This last classifier was included to make a comparison with the evolutionary algorithm EBUS-MS-GM developed in [11] .

The best result for each dataset is marked in bold.

Analyzing the AUC results in Table 3, it can be observed the KNN-Und with C4.5 algorithm outperformed in 19 of 33 datasets and had one dataset with equal result, if compared with the results of four different sampling methods. If compared with our previous results published in [10] , the KNN-Und outperformed in 11 of 15 datasets.

Figure 2 illustrates the results of AUC using the balancing methods with C4.5 classifier for the 33 datasets. It shows the AUC values of KNN-Und (in green) at the top, or nearby, in all datasets.

The results in terms of G-Mean (Table 4) shows that the KNN-Und outperformed in 20 of 33 datasets, and one dataset with equal result. Different of GA, SMOTE and Random Undersampling methods, the KNN-Und, C4.5, ENN, and NCL have a deterministic behavior, which lead to most stable results with standard deviations equals to 0. The second best results were obtained with NCL algorithm, but an excessive undersampling was observed in datasets with IR < 2, which led to G-Mean values of 0.

Table 5 summarizes the count of the best results of the balancing methods with C4.5 classifier in terms of AUC and G-Mean. The KNN-Und has the highest scores.

These results can be explained by the fact that KNN-Und acts removing instances from the majority classes and at the same time cleaning the decision surface, reducing the class overlapping. Figure 3 and Figure 4 show the scatter plot of datasets EcoliIMU, and Satimage4, before and after the balancing methods.
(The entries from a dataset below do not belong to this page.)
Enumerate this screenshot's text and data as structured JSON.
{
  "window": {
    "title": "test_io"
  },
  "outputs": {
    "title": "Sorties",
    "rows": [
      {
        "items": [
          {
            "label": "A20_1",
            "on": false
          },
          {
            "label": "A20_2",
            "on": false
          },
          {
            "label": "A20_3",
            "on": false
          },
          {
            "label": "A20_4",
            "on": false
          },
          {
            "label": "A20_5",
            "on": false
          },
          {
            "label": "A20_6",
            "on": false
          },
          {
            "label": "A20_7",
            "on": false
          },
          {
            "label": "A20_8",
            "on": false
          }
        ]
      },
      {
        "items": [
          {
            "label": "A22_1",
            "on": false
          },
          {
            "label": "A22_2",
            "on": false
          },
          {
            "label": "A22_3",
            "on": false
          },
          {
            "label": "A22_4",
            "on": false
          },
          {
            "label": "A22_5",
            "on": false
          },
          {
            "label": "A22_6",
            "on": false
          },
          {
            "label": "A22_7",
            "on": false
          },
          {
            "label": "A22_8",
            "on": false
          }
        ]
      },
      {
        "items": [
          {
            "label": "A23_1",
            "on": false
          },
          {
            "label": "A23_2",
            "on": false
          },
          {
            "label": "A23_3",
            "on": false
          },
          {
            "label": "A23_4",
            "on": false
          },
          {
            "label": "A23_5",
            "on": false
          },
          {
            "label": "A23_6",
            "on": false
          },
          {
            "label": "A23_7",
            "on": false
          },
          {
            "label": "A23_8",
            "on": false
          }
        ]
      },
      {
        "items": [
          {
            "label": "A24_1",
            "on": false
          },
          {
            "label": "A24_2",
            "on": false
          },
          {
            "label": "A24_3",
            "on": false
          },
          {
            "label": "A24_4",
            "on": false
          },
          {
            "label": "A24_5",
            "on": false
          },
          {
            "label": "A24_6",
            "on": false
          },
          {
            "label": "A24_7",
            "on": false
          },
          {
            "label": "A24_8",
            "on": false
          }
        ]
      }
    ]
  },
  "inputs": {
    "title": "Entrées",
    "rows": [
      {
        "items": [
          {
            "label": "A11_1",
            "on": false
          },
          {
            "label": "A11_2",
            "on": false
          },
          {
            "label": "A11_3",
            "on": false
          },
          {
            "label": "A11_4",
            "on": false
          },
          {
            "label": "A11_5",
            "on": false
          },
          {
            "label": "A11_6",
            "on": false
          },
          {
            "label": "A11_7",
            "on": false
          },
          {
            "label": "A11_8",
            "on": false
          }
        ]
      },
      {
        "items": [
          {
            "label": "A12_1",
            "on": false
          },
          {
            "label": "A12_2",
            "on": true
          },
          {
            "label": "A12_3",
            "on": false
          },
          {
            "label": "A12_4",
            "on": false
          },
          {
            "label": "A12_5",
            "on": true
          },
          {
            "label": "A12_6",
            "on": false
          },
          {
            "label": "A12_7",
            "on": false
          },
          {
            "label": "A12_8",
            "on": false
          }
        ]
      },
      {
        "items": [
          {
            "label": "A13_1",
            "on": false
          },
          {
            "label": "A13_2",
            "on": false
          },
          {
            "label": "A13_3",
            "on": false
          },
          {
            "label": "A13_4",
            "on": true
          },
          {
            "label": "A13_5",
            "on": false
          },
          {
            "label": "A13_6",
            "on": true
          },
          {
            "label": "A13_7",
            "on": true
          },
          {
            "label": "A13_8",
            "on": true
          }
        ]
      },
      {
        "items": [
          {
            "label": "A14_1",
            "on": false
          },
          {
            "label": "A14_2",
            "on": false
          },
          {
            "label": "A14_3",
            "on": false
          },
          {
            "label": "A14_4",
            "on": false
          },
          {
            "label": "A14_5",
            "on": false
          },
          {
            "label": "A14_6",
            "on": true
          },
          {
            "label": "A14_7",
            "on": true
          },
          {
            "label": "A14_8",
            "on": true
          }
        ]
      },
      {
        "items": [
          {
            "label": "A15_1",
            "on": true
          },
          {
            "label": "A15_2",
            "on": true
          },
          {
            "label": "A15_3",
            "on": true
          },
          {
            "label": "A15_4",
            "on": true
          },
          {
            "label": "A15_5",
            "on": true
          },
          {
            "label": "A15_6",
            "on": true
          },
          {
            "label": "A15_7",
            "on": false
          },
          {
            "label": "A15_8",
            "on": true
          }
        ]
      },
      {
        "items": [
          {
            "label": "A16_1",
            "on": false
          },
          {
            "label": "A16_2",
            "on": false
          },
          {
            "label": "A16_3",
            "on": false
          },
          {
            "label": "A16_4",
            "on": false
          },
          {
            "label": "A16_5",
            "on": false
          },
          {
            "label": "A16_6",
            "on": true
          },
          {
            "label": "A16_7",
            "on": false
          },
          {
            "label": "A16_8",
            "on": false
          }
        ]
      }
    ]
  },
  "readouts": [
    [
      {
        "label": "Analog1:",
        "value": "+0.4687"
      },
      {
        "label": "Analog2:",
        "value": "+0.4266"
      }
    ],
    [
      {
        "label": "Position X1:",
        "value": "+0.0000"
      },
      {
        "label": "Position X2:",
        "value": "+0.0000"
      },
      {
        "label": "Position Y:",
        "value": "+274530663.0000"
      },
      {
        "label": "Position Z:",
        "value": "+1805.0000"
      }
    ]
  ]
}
The points in blue belong to the majority class, the points in red to the minority class. These plots show the behavior of the methods, as described previously. The SMOTE algorithm performs a homogeneous distribution of synthetic instances around each positive instance. The ENN removes negative instances around the positive instances, and KNN-Und performs a more aggressive removal of negative instances in the decision surface region.

G-Mean and AUC values were not published by dataset for the evolutionary algorithm EUB-MS-GM in [11] , so another comparison was done with the available results, that is, the average and standard deviation of G- Mean and AUC for the 28 evaluated datasets. Table 6 compares the average results of KNN-Und and EUB-MS- GM methods. The KNN-Und results are at least 13 points higher than the EUB-MS-GM. It is not reasonable to do a comparison of standard deviations here, as the 28 datasets have independent results in both cases. One explanation for the obtained high values would be the 1-NN classifier used for comparison, that uses a decision boundary similar to KNN-Und, but the results for KNN-Und with C4.5 decision tree also had higher average values, showing that KNN-Und can also improve the classification results with other algorithms.

This work presented a proposal of an algorithm, KNN-Und, to adjust datasets with imbalanced number of instances among the classes, also known as imbalanced datasets. The proposed method is an undersampling method, and is based on KNN algorithm, removing instances from the majority class based on the count of neighbors of different classes. The classification experiments conducted with the KNN Undersampling method on 33 datasets outperformed the results of other six methods, two studies based in evolutionary algorithms and the SMOTE, ENN, NCL and Random Undersampling methods.

The good results obtained with KNN Undersampling can be explained by the fact that KNN-Und acts removing instances from the majority classes, reducing this way the “needle in a haystack” effect, at the same time, cleaning the decision surface, reducing the class overlapping and removing noisy examples. These results indicates that the simplicity of KNN can be used as a base for constructing efficient algorithms in machine learning and knowledge discovery. They also show that the selective removal of instances from the majority class is an interesting way to be followed rather than to generate instances to balance datasets. This issue is important nowadays as the datasets are approaching the size of petabytes with big data, and retaining only the representative data can be better than creating more data.